Thursday, September 13, 2012

hung on like grim death

I stumbled upon a terrific poem by Theodore Roethke while looking around the Internet for the etymology of this idiom, My Papa's Waltz (copyrighted in 1942); his version is, "But I hung on like death."  Click <here> for a link to the full poem, posted with permission on the Poetry Foundation's website.

Bryan and Mieder's 2005 A Dictionary of Anglo-American Proverbs and Proverbial Phrases found in Literary Sources from the Nineteenth and Twentieth Centuries lists the earliest literary reference from Bret Harte, in his 1884 Tales of the Argonauts: On the Frontier (available on Project Gutenberg), "Well, I hung on like grim death."

Various online student study guides note Shakespeare uses the adjective "grim" with a different meaning in his Taming of the Shrew, Induction, Scene 1 (pasted in from MIT's Shakespeare website), in "Grim death, how foul and loathsome is thine image" - for comedic rather than tragic effect:

What's here? one dead, or drunk? See, doth he breathe?

Second Huntsman
He breathes, my lord. Were he not warm'd with ale,
This were a bed but cold to sleep so soundly.

O monstrous beast! how like a swine he lies!
Grim death, how foul and loathsome is thine image!

Wednesday, September 12, 2012

raring to go

Naturally I'm not the only one out there who pondered such obscure things as the etymology of the phrase, "raring to go."  In my Internet search, I came across another blogger's posting regarding this most fascinating topic, "Etymology On the Go" by The Fryside.  He beat me by about four years.

I thought I'd go into more excruciating detail, though.

While most websites indicate that "raring" originated in the 1920s, the Oxford English Dictionary (site requires a subscription) provides an example of the use of "raring" as in "wild, angry; excited, spirited," dating back as far as 1845, in the American Whig Review (November issue, page 516), which I found online via Cornell University Library's Making of America site.  The American Whig Review was a "Whig journal of politics, literature, art, and science" per the Making of America site.

The quote is from an article titled, "Adventures on the Frontier of Texas and Mexico," by Charles Winterfield.  The text is actually pretty offensive by current standards, about beating up a woman and including racial slurs.  The text is meant to be amusing (I think).  Here's some excerpts:

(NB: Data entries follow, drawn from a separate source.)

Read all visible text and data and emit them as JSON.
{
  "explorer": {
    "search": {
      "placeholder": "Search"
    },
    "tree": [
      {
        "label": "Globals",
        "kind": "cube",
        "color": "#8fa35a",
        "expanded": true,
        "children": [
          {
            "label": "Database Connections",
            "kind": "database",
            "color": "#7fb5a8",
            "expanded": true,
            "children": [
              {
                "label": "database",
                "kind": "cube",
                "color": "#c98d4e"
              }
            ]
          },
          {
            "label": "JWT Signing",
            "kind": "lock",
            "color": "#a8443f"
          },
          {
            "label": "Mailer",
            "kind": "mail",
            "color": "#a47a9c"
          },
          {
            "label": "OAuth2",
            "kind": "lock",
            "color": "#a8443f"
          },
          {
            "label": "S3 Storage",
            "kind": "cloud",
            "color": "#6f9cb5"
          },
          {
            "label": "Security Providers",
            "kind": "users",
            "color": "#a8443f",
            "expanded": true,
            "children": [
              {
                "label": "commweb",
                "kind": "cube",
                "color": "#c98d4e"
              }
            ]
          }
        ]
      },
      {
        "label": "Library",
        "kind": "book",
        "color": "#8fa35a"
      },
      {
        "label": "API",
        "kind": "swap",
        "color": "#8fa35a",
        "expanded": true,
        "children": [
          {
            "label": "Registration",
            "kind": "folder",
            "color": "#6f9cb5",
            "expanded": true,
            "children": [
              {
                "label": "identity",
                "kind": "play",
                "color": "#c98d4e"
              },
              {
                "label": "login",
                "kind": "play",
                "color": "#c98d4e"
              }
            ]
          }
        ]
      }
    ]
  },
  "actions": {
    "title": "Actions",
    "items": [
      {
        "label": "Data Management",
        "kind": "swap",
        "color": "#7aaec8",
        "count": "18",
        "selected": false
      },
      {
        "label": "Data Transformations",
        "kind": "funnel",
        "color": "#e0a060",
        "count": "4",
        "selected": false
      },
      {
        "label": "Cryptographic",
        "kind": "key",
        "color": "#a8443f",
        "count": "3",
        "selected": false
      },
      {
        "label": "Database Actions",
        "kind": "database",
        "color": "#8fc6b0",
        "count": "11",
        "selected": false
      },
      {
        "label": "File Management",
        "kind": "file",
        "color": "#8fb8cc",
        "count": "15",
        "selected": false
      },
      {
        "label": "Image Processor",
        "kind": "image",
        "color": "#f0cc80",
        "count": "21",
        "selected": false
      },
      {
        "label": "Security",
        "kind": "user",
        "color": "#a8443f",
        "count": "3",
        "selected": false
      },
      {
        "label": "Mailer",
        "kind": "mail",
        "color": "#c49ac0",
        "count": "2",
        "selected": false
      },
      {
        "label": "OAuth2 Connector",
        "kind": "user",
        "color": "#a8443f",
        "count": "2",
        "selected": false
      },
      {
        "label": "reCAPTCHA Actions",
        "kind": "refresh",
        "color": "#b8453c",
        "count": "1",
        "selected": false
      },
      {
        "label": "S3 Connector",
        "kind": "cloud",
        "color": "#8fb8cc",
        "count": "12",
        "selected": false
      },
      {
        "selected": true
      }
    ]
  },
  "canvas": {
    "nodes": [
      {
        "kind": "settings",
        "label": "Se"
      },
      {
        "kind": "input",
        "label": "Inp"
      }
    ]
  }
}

“What do you mean, you scamp, by his woman wanting to steal his things!” said I – a good deal amused by this cute fashion of getting out of a scrape.

“Lor! ain’t you hearn yit?  Why, he went and tuck her by the hair and dragged her out’en her old dad’s house, and he wooled her, and he… [more descriptions of beating]… May-be he warn’t in a rarin [my italics] tarin tantrum and all just because the [offensive descriptions of the woman] got scairt and swom ‘cross the river when the Injuns comed!..."
For "raring" as in "eager, keen, fully ready to do something", like "raring to go", the Oxford English Dictionary provides a quote from B.M. Bower's Cabin Fever, a Western, published in 1918, and available on Project Gutenberg's site.

Feet came hurrying. Two voices mumbled together. "Here he is," said one. "That's the number I gave him." Bud felt some one step hurriedly upon the running board. The tonneau door was yanked open. A man puffed audibly behind him. "Yuh ready?" Foster's voice hissed in Bud's ear.
"R'aring to go [my italics]." Bud heard the second man get in and shut the door, and he jerked the gear lever into low. His foot came gently back with the clutch, and the car slid out and away.

Interesting that an apostrophe is inserted in "r'aring to go"... dropping the "o" in "roaring to go".

Bower apparently wrote some 57 Westerns in all from 1904 to 1941.  Wikipedia has a brief description of her.

Tuesday, September 11, 2012

an unexciting post

Yeah, this one's anticlimatic at best, a brief review of a lecture series I just finished listening to.  Apologies to The Great Courses and Professor Brooks Landon because, though this post isn't about Nigel, I really enjoyed Landon's "Building Great Sentences: Exploring the Writer's Craft", produced by The Great Courses / The Teaching Company.

Landon brings into question the popular notion that sentences should be as short as possible, instead suggesting that long sentences can be the vehicle for creating a more exact as well as nuanced expression of the writer's mind.  He goes into detail about what elements make long sentences bad - and give them a bad name, and then goes into even more detail about elements that can make long sentences work in a way that short sentences simply can't.

He reminded me that there is a true art and craft to writing well - though what that means can be subjective - and, hack writer that I am, even I can aspire to write better.